By Donna Miles
American Forces Press Service
WASHINGTON, Jan. 5, 2007 President Bush today named retired Navy Vice Adm. J. Michael McConnell as the director of national intelligence to succeed John Negroponte.
Bush also nominated Negroponte, who has held the post for almost two years, to become deputy secretary of the State Department.
McConnell will bring solid “experience, intellect and character” to the DNI position, Bush said. He cited McConnell’s service as director of the National Security Agency from 1992 to 1996 and as the chief intelligence advisor to Gen. Colin Powell, then-chairman of the Joint Chiefs of Staff, during Operation Desert Storm.
“Admiral McConnell has decades of experience ensuring that our military forces had the intelligence they need to fight and win wars,” the president said. He also noted McConnell’s proven ability to work with Congress and the White House.
Bush said this experience will be critical for the important position he has called on McConnell to fill. As DNI, he will be responsible for determining the national intelligence budget, overseeing the collection and analysis of intelligence information, ensuring that intelligence agencies share information with each other and creating common standards for intelligence community personnel.
Negroponte, a career federal service officer returning to the State Department, praised the state of U.S. intelligence and said he’s confident McConnell will continue building on improvements already under way. The U.S. intelligence community “has embraced the challenge of functioning as a single, unified enterprise, and reaffirmed the fact that it is the best intelligence community in the world -- second to none,” Negroponte said.
McConnell said he’s honored for the opportunity to lead the intelligence community and recognizes the importance of providing “the right information to the right decision maker in the right time and format.”

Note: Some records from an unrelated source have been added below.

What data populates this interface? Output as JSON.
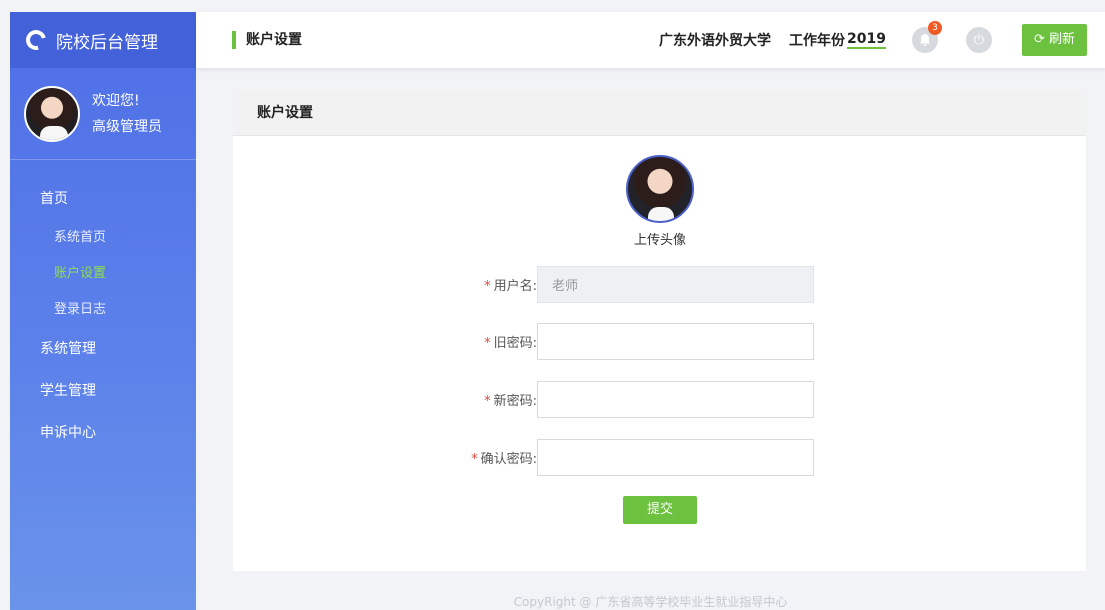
{
  "sidebar": {
    "logo_text": "院校后台管理",
    "welcome": "欢迎您!",
    "role": "高级管理员",
    "groups": [
      {
        "label": "首页",
        "items": [
          "系统首页",
          "账户设置",
          "登录日志"
        ]
      },
      {
        "label": "系统管理"
      },
      {
        "label": "学生管理"
      },
      {
        "label": "申诉中心"
      }
    ],
    "active_item": "账户设置"
  },
  "header": {
    "title": "账户设置",
    "school": "广东外语外贸大学",
    "year_label": "工作年份",
    "year_value": "2019",
    "notification_count": "3",
    "refresh_label": "刷新",
    "refresh_icon": "⟳",
    "power_icon": "⏻"
  },
  "card": {
    "title": "账户设置",
    "upload_label": "上传头像",
    "form": {
      "required_mark": "*",
      "username_label": "用户名:",
      "username_value": "老师",
      "old_password_label": "旧密码:",
      "new_password_label": "新密码:",
      "confirm_password_label": "确认密码:",
      "submit_label": "提交"
    }
  },
  "footer": {
    "copyright": "CopyRight @ 广东省高等学校毕业生就业指导中心"
  },
  "colors": {
    "accent_green": "#6cc13e",
    "sidebar_blue": "#4f6fe6",
    "badge_orange": "#f05a24"
  }
}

“Unlike just a decade ago, the threats of today and the future are moving at increasing speeds and across organizational and geographic boundaries,” he said. “This will require increased coordinated responsiveness by our community of intelligence professionals.”
McConnell said he hopes to continue improving processes “to provide the needed information for tactical, operational and strategic decision making.”

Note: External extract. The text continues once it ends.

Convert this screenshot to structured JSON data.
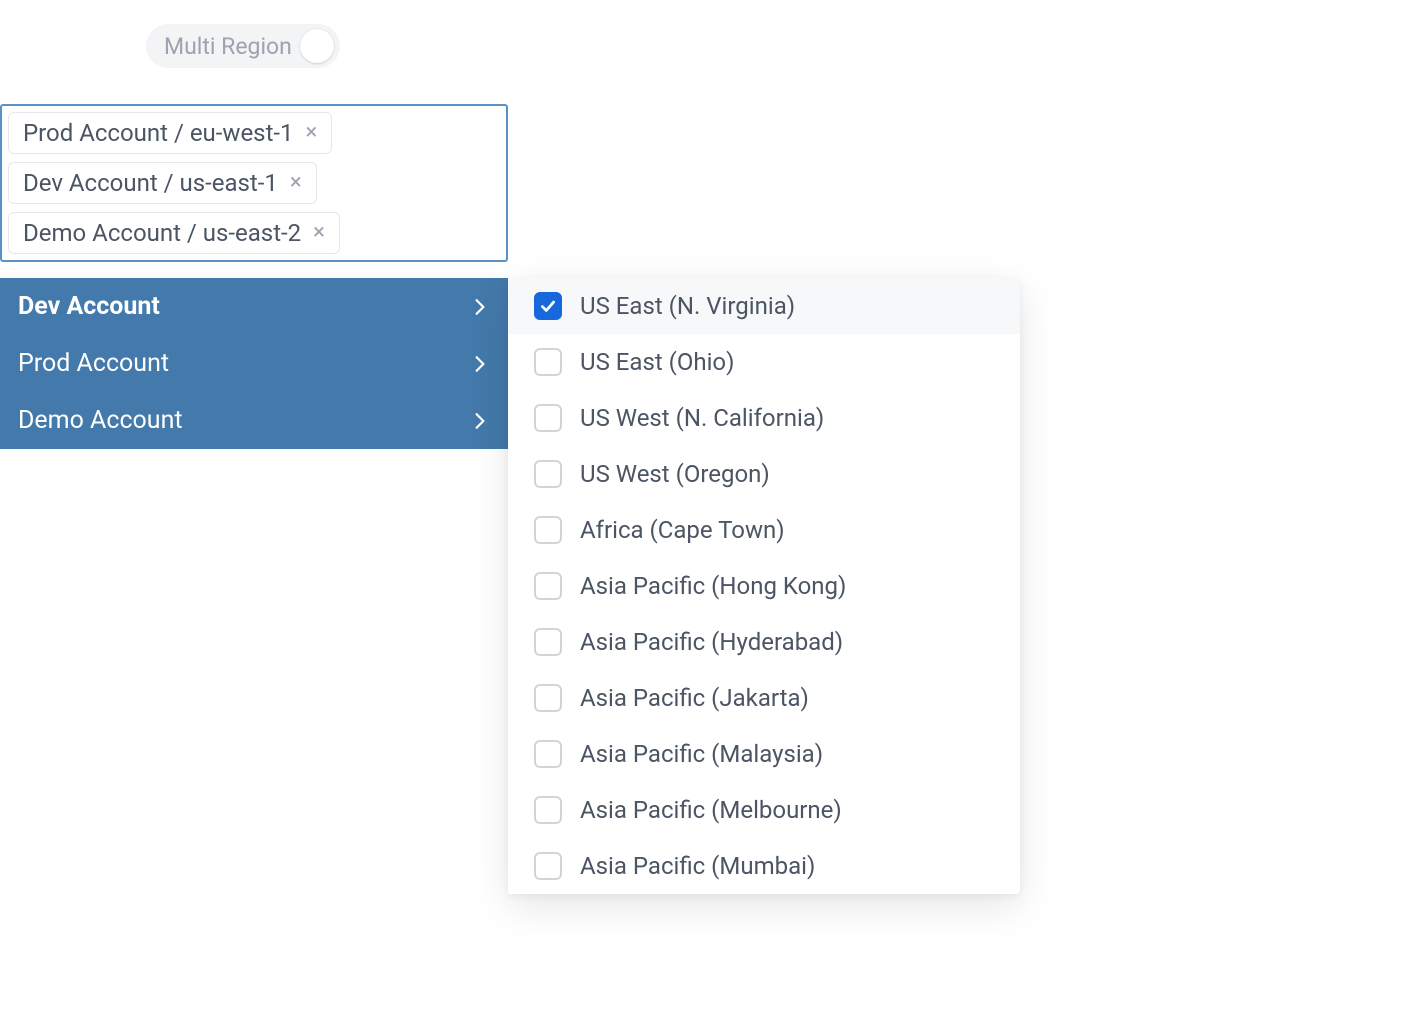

The president praised Negroponte for his service as the nation’s first DNI and the first U.S. ambassador to a free Iraq and called him “a superb choice” for the No. 2 State Department post.

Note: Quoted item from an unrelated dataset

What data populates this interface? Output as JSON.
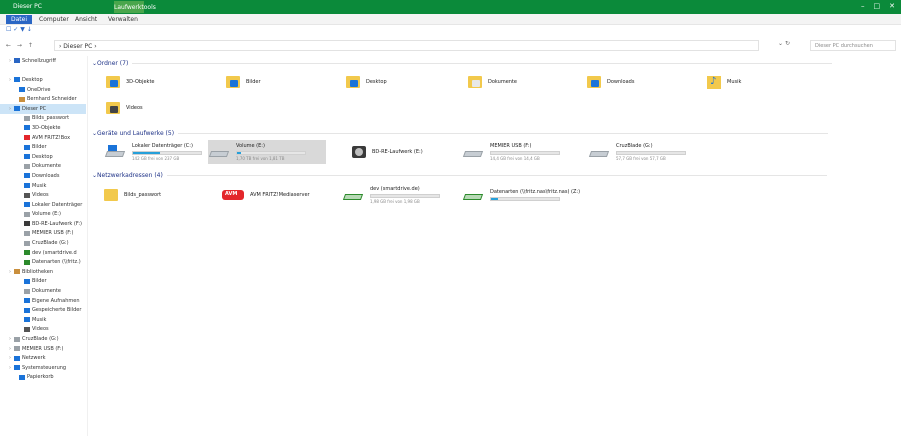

“I'm confident the United States Senate will also see the value of these two serving in crucial positions, and I would hope that they would be confirmed as quickly as possible,” Bush said.